» **Records shown**
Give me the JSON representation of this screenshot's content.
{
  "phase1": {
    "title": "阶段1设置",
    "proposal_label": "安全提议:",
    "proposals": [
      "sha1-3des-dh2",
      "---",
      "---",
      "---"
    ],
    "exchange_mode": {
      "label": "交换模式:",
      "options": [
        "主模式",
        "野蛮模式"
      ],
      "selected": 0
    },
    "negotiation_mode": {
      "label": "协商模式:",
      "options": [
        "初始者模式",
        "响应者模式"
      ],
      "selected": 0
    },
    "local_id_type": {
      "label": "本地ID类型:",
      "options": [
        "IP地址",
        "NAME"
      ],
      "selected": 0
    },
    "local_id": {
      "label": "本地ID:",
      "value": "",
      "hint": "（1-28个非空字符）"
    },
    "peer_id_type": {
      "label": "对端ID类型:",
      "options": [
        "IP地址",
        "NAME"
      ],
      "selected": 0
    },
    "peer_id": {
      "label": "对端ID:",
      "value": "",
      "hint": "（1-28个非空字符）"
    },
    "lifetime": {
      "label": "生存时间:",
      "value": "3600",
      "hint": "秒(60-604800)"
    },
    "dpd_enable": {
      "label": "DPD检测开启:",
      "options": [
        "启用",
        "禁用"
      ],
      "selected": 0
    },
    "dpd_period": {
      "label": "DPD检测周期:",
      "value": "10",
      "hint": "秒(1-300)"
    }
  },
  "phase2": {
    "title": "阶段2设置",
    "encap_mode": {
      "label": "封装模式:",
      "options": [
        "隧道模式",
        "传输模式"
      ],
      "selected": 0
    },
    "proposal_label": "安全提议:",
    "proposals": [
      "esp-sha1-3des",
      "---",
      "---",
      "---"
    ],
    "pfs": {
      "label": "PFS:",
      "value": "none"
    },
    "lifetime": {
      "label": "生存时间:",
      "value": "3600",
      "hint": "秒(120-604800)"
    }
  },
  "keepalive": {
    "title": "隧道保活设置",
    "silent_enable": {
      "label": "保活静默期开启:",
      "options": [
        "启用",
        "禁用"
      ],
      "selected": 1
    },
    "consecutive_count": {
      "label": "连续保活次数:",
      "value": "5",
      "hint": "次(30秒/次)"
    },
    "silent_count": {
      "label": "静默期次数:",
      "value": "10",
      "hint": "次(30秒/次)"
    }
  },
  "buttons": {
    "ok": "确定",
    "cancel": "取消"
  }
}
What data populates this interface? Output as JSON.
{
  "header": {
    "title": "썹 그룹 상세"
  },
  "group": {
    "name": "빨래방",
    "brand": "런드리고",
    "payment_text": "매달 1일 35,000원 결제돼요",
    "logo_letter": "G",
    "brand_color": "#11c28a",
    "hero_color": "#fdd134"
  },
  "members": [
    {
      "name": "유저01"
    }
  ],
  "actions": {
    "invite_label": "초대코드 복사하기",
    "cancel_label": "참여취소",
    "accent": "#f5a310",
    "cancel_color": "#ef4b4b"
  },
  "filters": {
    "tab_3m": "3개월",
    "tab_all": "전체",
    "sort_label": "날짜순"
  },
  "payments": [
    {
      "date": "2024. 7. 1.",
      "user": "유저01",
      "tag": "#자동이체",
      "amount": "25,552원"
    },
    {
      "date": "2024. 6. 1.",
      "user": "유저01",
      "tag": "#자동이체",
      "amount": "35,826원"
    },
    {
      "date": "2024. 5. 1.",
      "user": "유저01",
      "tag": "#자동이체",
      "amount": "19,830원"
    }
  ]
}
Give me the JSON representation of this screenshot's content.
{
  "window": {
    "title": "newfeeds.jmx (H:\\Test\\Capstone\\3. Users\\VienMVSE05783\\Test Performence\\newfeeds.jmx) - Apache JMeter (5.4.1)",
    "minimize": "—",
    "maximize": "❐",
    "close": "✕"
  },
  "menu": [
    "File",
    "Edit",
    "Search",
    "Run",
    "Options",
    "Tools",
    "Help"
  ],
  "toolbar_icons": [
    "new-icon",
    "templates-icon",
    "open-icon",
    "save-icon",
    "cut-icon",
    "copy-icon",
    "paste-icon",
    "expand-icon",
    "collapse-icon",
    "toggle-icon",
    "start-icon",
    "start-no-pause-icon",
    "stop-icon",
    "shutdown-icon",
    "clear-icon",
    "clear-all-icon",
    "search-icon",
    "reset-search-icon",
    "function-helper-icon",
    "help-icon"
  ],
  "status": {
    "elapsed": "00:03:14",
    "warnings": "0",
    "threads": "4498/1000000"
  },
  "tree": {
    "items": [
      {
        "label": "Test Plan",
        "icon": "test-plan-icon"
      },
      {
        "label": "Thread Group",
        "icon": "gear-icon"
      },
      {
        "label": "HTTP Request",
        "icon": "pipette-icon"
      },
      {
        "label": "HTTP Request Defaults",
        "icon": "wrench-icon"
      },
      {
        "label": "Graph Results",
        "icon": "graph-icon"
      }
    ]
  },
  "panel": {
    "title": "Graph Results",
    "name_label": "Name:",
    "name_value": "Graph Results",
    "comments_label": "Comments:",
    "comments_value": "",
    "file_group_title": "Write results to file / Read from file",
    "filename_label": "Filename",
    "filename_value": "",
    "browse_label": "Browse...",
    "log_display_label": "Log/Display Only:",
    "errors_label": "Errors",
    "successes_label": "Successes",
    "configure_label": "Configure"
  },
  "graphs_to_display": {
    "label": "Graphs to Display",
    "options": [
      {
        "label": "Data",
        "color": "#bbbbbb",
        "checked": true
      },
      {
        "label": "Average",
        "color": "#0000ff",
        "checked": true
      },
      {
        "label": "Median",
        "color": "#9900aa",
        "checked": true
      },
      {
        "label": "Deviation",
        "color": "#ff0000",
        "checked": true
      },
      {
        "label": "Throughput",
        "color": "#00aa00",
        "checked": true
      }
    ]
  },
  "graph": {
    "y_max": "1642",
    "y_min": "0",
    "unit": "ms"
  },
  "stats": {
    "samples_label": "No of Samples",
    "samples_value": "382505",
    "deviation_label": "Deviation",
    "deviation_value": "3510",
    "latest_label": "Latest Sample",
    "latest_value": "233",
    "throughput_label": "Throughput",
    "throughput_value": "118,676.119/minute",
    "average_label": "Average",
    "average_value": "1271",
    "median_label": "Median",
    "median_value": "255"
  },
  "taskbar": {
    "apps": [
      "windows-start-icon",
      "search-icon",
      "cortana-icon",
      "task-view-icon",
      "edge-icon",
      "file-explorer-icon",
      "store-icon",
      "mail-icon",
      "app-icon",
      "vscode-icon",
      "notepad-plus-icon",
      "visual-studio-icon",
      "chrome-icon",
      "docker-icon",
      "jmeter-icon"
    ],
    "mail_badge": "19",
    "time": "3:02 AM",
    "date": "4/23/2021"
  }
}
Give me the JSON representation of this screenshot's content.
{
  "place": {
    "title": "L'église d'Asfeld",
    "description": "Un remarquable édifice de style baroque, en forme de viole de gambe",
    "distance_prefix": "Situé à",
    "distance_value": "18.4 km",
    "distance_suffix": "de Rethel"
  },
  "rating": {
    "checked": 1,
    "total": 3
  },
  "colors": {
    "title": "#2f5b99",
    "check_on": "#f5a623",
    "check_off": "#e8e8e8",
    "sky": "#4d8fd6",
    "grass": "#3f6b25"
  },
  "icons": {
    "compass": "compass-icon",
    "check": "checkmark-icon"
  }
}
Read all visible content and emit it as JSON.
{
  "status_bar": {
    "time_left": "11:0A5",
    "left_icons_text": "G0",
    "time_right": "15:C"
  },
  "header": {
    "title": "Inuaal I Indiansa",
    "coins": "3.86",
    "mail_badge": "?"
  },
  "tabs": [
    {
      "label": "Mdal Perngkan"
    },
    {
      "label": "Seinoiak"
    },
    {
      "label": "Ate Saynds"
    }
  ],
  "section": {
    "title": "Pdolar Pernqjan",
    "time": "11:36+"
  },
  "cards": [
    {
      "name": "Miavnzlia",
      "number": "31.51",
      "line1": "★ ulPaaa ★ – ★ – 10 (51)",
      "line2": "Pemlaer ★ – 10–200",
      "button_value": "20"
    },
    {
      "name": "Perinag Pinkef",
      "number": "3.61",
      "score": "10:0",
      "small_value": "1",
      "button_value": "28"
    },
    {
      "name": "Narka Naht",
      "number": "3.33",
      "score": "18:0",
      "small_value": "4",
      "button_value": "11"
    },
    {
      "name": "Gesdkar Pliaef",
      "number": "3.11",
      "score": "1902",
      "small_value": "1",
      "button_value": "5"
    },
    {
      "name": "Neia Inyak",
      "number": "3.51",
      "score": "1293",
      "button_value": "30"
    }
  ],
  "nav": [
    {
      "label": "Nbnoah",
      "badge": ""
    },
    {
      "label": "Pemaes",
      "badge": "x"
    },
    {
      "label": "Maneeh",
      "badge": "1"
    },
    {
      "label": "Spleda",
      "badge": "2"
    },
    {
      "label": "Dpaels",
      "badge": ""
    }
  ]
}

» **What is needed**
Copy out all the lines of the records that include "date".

» **Response to this task**
      "date": "2024. 7. 1.",
      "date": "2024. 6. 1.",
      "date": "2024. 5. 1.",
    "date": "4/23/2021"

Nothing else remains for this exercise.